AWARDS in pathology with the late Professor W.G. Spector at St. Bartholomew’s Hospital and Medical School, he was appointed Lecturer, then Senior Lecturer at that institution, and in 1985 to the Chair of Pathology at St. George’s Hospital Medical School within the University of London. He is a Fellow of the Royal College of Pathologists and a member of the Endocrine Societies of the United States and United Kingdom and the British Bone and Tooth Society. He served on the editorial boards of Bone and Mineral and the Journal of Pathology. Dr. Chambers’ research in the bone field has focused on the biology of the osteoclast. He came to the bone field through the unusual route of having studied the biology of macrophage polykaryons under Spector and was struck by the parallels to be drawn between that system and the osteoclast formation system. He therefore came to the field without having been trained by any of the experts in bone research, and in a real sense this allowed him to make very substantial conceptual and practical contributions without the constraint of traditional views. He had a thorough grasp of the formation and function of multinucleated phagocytes, and virtually before he had begun his bone research, he formulated the hypothesis that the multinucleated osteoclasts were controlled indirectly by bone-resorbing hormones. This view was developed by others at about the same time but was arrived at by a different approach. Chambers argued that the osteoclast was a “wandering” cell, derived as it was thought to be from the monocyte-macrophage series, and therefore it was appropriate that its activities in bone be programmed by cells that are genuinely bone cells. It seemed to him that those

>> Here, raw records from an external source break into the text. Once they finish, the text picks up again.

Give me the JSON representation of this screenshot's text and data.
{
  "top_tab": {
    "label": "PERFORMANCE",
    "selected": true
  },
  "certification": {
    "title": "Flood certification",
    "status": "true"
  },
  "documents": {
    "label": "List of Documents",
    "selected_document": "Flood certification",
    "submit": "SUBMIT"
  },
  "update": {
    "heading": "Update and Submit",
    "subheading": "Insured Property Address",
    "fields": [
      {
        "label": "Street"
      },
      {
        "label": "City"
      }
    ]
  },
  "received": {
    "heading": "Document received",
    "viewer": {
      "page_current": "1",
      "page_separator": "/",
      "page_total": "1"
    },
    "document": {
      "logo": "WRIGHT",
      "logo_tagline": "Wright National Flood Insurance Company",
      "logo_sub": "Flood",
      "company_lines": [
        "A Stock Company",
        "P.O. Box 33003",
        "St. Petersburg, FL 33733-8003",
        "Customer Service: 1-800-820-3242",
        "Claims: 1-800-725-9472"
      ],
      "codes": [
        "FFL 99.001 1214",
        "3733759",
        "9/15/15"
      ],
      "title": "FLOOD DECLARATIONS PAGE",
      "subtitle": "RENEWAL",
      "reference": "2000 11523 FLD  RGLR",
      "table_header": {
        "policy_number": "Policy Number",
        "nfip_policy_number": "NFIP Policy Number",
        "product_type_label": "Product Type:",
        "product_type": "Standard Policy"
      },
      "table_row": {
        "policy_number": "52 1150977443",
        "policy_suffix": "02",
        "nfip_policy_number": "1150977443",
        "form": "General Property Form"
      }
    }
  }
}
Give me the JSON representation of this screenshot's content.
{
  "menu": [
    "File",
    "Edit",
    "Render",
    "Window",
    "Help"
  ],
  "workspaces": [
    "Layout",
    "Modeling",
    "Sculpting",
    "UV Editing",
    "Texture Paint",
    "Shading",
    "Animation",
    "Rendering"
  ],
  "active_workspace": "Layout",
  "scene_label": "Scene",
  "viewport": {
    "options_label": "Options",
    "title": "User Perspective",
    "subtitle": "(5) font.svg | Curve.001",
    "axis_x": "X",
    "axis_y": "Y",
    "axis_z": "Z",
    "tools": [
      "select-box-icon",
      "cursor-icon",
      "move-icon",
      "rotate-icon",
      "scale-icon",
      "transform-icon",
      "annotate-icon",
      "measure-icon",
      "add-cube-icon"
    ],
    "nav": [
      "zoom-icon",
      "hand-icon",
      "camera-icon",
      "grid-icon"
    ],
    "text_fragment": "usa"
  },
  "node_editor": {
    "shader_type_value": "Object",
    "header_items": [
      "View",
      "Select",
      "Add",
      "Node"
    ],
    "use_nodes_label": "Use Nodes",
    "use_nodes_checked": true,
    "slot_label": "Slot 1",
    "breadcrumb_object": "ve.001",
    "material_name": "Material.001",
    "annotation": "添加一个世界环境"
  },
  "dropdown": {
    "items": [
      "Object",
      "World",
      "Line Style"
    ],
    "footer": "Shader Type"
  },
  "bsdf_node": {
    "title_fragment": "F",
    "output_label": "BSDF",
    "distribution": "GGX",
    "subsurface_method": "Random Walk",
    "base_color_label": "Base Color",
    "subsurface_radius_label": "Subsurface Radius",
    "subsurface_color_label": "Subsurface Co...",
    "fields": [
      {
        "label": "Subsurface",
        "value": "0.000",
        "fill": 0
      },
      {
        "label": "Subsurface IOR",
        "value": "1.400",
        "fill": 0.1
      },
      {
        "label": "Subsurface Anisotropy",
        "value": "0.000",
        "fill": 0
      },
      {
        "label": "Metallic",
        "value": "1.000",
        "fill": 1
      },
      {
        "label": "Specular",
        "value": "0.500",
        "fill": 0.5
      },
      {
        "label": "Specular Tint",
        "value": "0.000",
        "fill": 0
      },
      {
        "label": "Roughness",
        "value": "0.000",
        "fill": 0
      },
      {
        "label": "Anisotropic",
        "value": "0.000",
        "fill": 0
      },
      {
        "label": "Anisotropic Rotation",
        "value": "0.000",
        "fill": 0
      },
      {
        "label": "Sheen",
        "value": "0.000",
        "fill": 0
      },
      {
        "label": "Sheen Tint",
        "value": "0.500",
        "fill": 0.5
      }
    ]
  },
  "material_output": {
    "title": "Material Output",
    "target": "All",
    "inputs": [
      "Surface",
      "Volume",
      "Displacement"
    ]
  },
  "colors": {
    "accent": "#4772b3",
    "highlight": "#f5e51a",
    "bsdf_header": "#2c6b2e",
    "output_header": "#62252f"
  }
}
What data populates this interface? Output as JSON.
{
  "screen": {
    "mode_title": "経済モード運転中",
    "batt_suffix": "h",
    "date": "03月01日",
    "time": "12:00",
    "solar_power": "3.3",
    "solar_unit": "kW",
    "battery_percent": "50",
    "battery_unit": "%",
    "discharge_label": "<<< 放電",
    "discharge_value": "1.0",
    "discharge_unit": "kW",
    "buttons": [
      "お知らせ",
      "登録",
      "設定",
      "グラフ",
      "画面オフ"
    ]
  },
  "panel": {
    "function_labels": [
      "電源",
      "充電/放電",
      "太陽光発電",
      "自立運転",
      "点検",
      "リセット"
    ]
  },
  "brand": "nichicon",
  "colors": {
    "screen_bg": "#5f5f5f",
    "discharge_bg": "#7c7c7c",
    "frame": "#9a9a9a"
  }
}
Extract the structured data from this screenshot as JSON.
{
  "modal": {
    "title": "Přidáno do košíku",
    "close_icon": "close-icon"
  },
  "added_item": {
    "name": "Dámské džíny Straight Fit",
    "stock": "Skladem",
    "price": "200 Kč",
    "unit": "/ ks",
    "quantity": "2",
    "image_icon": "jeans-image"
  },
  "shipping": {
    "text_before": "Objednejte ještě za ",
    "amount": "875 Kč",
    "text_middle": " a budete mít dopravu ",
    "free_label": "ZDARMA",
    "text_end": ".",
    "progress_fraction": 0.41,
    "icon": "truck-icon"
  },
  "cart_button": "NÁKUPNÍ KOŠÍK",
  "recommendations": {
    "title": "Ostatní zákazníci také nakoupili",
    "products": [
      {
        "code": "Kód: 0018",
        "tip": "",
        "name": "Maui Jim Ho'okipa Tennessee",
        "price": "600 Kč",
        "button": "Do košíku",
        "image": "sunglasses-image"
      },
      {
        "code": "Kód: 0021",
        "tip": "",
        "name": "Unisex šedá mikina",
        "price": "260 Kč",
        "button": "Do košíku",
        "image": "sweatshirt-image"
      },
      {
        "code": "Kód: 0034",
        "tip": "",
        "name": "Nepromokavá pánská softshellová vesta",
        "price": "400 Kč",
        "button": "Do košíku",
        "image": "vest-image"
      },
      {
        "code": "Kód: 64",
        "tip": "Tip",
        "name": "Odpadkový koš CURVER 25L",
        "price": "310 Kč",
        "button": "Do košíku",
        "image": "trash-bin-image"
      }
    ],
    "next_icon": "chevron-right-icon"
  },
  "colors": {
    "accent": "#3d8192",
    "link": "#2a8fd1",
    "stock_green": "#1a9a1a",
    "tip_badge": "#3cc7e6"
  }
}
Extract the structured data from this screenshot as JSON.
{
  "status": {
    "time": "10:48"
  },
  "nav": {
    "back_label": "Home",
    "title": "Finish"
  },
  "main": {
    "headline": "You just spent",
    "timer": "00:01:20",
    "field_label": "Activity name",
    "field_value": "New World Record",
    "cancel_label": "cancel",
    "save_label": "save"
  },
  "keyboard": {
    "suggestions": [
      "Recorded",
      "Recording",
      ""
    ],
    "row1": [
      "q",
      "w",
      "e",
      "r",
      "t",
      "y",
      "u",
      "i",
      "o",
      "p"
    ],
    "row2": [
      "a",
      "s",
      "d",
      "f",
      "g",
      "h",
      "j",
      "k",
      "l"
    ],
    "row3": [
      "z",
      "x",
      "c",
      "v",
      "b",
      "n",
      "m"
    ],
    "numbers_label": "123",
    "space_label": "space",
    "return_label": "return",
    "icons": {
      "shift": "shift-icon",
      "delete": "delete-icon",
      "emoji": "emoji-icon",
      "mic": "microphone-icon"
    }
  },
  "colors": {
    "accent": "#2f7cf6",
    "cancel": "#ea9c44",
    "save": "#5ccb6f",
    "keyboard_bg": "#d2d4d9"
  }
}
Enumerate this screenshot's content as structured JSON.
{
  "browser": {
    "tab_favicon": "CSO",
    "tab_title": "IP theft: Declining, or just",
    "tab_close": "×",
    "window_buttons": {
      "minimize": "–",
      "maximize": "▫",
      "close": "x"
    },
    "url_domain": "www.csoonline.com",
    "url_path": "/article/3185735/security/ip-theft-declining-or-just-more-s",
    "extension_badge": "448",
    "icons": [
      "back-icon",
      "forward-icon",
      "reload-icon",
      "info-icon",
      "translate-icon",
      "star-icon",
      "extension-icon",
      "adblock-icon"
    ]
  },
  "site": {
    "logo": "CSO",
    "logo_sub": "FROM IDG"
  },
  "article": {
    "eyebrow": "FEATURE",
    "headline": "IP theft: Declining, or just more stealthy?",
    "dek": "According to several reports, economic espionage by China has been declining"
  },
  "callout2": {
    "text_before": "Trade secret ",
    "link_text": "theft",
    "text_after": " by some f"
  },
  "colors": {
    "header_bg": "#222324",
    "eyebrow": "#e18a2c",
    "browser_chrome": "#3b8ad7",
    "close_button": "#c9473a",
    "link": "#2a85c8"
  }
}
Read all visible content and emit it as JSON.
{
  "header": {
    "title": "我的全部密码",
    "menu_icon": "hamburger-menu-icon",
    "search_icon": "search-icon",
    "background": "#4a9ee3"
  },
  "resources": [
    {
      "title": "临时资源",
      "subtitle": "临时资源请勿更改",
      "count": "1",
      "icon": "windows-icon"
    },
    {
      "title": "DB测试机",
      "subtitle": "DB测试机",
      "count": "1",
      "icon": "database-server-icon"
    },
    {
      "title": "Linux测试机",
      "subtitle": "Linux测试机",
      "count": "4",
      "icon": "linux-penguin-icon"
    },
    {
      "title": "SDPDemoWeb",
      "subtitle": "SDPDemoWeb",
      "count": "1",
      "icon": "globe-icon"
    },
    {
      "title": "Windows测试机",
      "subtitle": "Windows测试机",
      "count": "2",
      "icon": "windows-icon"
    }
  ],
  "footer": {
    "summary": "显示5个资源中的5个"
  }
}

667 most likely to be responsible for this would be cells of the osteoblast lineage, and he therefore considered it likely that the resorbing hormones would promote osteoclast formation and activity through first acting on osteoblast. This was a profound insight, and certainly a revolutionary suggestion, but subsequent events have proven it to be virtually certainly the case. Having proposed the hypothesis, Dr. Chambers set out to develop the methods to test it. He did this with a series of now classic experiments over the next several years, in which he developed a method of studying the activity of osteoclasts freshly isolated from newborn rodent bone, showed that these were motile cells whose motility ceased immediately upon treatment with extremely low amounts of calcitonin, and, most importantly, that their activity was increased by the resorbing hormones, but only in the presence of cells of the osteoblast lineage. His approach throughout his work has been an impressively scholarly one, combined with an inventive flair for cell biology. There is little doubt that the body of Dr. Chambers’ work in that area over the years since 1979 has had a major impact on bone cell biology. Its impact on thinking in this field carries through to clinical bone disease, because it is clear that one of the really important questions needing to be answered is the nature of the factors produced by osteoblastic cells that result in activation of osteoclasts. Dr. Chambers’ work has been in basic bone cell biology, but with a constant reminder in the background of the importance of its application to understanding of bone diseases, especially osteoporosis.